Task to carry out -
Quote the whole listing verbatim.

Material for this task -

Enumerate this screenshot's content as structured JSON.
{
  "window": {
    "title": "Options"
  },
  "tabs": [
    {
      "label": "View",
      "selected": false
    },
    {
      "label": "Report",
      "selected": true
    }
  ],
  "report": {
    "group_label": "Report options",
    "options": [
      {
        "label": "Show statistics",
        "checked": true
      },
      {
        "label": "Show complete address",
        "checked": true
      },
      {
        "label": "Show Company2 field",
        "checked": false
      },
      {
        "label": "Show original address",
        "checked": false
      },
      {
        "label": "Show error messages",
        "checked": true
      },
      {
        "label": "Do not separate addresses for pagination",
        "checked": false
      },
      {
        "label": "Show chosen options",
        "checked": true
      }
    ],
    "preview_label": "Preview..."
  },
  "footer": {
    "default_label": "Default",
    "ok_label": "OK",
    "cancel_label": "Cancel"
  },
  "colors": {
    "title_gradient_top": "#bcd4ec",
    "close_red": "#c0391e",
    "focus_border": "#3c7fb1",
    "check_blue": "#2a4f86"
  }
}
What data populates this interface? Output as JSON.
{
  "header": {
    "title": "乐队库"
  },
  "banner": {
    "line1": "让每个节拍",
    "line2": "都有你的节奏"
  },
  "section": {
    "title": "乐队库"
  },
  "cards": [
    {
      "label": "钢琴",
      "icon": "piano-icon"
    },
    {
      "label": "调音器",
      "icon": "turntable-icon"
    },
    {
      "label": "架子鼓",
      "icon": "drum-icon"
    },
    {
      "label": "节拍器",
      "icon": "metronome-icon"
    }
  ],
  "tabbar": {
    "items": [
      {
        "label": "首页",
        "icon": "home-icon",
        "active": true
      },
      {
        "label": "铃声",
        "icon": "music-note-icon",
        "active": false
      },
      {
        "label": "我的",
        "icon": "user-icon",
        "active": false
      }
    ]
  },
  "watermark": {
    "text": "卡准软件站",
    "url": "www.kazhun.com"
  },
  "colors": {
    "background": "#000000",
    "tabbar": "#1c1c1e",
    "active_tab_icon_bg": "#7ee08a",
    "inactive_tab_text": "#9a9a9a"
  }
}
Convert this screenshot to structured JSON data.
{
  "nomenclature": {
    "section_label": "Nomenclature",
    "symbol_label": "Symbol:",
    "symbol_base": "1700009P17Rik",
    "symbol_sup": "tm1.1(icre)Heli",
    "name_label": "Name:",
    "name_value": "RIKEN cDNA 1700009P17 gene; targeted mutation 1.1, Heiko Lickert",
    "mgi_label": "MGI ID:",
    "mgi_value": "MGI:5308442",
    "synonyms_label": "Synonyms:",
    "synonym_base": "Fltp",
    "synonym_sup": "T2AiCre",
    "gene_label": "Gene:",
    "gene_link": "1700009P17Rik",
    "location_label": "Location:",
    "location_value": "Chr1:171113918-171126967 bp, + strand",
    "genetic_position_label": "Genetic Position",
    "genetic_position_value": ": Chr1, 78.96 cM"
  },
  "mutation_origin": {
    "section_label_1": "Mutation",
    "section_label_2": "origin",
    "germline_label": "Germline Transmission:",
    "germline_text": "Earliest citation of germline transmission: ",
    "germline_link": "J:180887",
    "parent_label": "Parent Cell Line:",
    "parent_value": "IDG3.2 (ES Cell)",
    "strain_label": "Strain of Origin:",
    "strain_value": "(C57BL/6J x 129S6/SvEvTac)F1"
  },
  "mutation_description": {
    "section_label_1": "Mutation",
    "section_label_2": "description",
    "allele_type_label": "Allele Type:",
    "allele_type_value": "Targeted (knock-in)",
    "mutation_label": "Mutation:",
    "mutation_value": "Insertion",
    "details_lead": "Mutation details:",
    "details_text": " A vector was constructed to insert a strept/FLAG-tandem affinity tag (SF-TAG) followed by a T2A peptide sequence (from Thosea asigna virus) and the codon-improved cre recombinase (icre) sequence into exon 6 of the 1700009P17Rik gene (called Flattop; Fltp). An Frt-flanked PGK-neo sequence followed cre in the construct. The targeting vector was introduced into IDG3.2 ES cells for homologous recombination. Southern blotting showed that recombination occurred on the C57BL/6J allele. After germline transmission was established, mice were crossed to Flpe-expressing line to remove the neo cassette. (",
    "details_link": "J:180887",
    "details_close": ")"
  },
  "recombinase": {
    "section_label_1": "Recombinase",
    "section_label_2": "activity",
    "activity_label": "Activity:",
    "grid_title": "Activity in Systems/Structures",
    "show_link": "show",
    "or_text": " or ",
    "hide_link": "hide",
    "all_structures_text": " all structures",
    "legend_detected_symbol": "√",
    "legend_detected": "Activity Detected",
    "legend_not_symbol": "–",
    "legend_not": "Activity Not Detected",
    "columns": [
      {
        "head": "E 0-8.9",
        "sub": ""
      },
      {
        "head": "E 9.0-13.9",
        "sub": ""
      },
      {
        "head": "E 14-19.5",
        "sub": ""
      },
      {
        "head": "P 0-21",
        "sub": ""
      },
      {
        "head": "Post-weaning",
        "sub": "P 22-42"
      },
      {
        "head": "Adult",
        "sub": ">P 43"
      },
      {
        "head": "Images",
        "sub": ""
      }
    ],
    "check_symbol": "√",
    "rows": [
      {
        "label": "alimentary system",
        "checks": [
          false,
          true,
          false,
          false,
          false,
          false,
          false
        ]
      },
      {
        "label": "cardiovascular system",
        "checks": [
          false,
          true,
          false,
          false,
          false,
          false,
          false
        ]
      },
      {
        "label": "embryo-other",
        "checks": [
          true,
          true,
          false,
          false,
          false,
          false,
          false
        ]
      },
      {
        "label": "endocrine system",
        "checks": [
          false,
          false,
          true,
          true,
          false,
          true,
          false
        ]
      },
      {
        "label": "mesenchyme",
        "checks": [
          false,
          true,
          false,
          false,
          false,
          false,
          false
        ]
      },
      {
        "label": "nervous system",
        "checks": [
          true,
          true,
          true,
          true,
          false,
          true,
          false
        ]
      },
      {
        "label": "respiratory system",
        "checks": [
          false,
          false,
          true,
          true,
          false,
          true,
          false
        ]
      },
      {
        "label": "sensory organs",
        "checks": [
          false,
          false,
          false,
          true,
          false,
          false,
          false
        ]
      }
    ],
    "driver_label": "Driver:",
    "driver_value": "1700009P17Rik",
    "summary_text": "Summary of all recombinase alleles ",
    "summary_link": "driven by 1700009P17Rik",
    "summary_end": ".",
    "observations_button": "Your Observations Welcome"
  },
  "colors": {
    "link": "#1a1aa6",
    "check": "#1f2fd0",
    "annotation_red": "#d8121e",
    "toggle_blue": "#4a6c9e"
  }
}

Solution to this task -
Enumerate this screenshot's content as structured JSON.
{
  "window": {
    "title": "Options"
  },
  "tabs": [
    {
      "label": "View",
      "selected": false
    },
    {
      "label": "Report",
      "selected": true
    }
  ],
  "report": {
    "group_label": "Report options",
    "options": [
      {
        "label": "Show statistics",
        "checked": true
      },
      {
        "label": "Show complete address",
        "checked": true
      },
      {
        "label": "Show Company2 field",
        "checked": false
      },
      {
        "label": "Show original address",
        "checked": false
      },
      {
        "label": "Show error messages",
        "checked": true
      },
      {
        "label": "Do not separate addresses for pagination",
        "checked": false
      },
      {
        "label": "Show chosen options",
        "checked": true
      }
    ],
    "preview_label": "Preview..."
  },
  "footer": {
    "default_label": "Default",
    "ok_label": "OK",
    "cancel_label": "Cancel"
  },
  "colors": {
    "title_gradient_top": "#bcd4ec",
    "close_red": "#c0391e",
    "focus_border": "#3c7fb1",
    "check_blue": "#2a4f86"
  }
}
What data populates this interface? Output as JSON.
{
  "header": {
    "title": "乐队库"
  },
  "banner": {
    "line1": "让每个节拍",
    "line2": "都有你的节奏"
  },
  "section": {
    "title": "乐队库"
  },
  "cards": [
    {
      "label": "钢琴",
      "icon": "piano-icon"
    },
    {
      "label": "调音器",
      "icon": "turntable-icon"
    },
    {
      "label": "架子鼓",
      "icon": "drum-icon"
    },
    {
      "label": "节拍器",
      "icon": "metronome-icon"
    }
  ],
  "tabbar": {
    "items": [
      {
        "label": "首页",
        "icon": "home-icon",
        "active": true
      },
      {
        "label": "铃声",
        "icon": "music-note-icon",
        "active": false
      },
      {
        "label": "我的",
        "icon": "user-icon",
        "active": false
      }
    ]
  },
  "watermark": {
    "text": "卡准软件站",
    "url": "www.kazhun.com"
  },
  "colors": {
    "background": "#000000",
    "tabbar": "#1c1c1e",
    "active_tab_icon_bg": "#7ee08a",
    "inactive_tab_text": "#9a9a9a"
  }
}
Convert this screenshot to structured JSON data.
{
  "nomenclature": {
    "section_label": "Nomenclature",
    "symbol_label": "Symbol:",
    "symbol_base": "1700009P17Rik",
    "symbol_sup": "tm1.1(icre)Heli",
    "name_label": "Name:",
    "name_value": "RIKEN cDNA 1700009P17 gene; targeted mutation 1.1, Heiko Lickert",
    "mgi_label": "MGI ID:",
    "mgi_value": "MGI:5308442",
    "synonyms_label": "Synonyms:",
    "synonym_base": "Fltp",
    "synonym_sup": "T2AiCre",
    "gene_label": "Gene:",
    "gene_link": "1700009P17Rik",
    "location_label": "Location:",
    "location_value": "Chr1:171113918-171126967 bp, + strand",
    "genetic_position_label": "Genetic Position",
    "genetic_position_value": ": Chr1, 78.96 cM"
  },
  "mutation_origin": {
    "section_label_1": "Mutation",
    "section_label_2": "origin",
    "germline_label": "Germline Transmission:",
    "germline_text": "Earliest citation of germline transmission: ",
    "germline_link": "J:180887",
    "parent_label": "Parent Cell Line:",
    "parent_value": "IDG3.2 (ES Cell)",
    "strain_label": "Strain of Origin:",
    "strain_value": "(C57BL/6J x 129S6/SvEvTac)F1"
  },
  "mutation_description": {
    "section_label_1": "Mutation",
    "section_label_2": "description",
    "allele_type_label": "Allele Type:",
    "allele_type_value": "Targeted (knock-in)",
    "mutation_label": "Mutation:",
    "mutation_value": "Insertion",
    "details_lead": "Mutation details:",
    "details_text": " A vector was constructed to insert a strept/FLAG-tandem affinity tag (SF-TAG) followed by a T2A peptide sequence (from Thosea asigna virus) and the codon-improved cre recombinase (icre) sequence into exon 6 of the 1700009P17Rik gene (called Flattop; Fltp). An Frt-flanked PGK-neo sequence followed cre in the construct. The targeting vector was introduced into IDG3.2 ES cells for homologous recombination. Southern blotting showed that recombination occurred on the C57BL/6J allele. After germline transmission was established, mice were crossed to Flpe-expressing line to remove the neo cassette. (",
    "details_link": "J:180887",
    "details_close": ")"
  },
  "recombinase": {
    "section_label_1": "Recombinase",
    "section_label_2": "activity",
    "activity_label": "Activity:",
    "grid_title": "Activity in Systems/Structures",
    "show_link": "show",
    "or_text": " or ",
    "hide_link": "hide",
    "all_structures_text": " all structures",
    "legend_detected_symbol": "√",
    "legend_detected": "Activity Detected",
    "legend_not_symbol": "–",
    "legend_not": "Activity Not Detected",
    "columns": [
      {
        "head": "E 0-8.9",
        "sub": ""
      },
      {
        "head": "E 9.0-13.9",
        "sub": ""
      },
      {
        "head": "E 14-19.5",
        "sub": ""
      },
      {
        "head": "P 0-21",
        "sub": ""
      },
      {
        "head": "Post-weaning",
        "sub": "P 22-42"
      },
      {
        "head": "Adult",
        "sub": ">P 43"
      },
      {
        "head": "Images",
        "sub": ""
      }
    ],
    "check_symbol": "√",
    "rows": [
      {
        "label": "alimentary system",
        "checks": [
          false,
          true,
          false,
          false,
          false,
          false,
          false
        ]
      },
      {
        "label": "cardiovascular system",
        "checks": [
          false,
          true,
          false,
          false,
          false,
          false,
          false
        ]
      },
      {
        "label": "embryo-other",
        "checks": [
          true,
          true,
          false,
          false,
          false,
          false,
          false
        ]
      },
      {
        "label": "endocrine system",
        "checks": [
          false,
          false,
          true,
          true,
          false,
          true,
          false
        ]
      },
      {
        "label": "mesenchyme",
        "checks": [
          false,
          true,
          false,
          false,
          false,
          false,
          false
        ]
      },
      {
        "label": "nervous system",
        "checks": [
          true,
          true,
          true,
          true,
          false,
          true,
          false
        ]
      },
      {
        "label": "respiratory system",
        "checks": [
          false,
          false,
          true,
          true,
          false,
          true,
          false
        ]
      },
      {
        "label": "sensory organs",
        "checks": [
          false,
          false,
          false,
          true,
          false,
          false,
          false
        ]
      }
    ],
    "driver_label": "Driver:",
    "driver_value": "1700009P17Rik",
    "summary_text": "Summary of all recombinase alleles ",
    "summary_link": "driven by 1700009P17Rik",
    "summary_end": ".",
    "observations_button": "Your Observations Welcome"
  },
  "colors": {
    "link": "#1a1aa6",
    "check": "#1f2fd0",
    "annotation_red": "#d8121e",
    "toggle_blue": "#4a6c9e"
  }
}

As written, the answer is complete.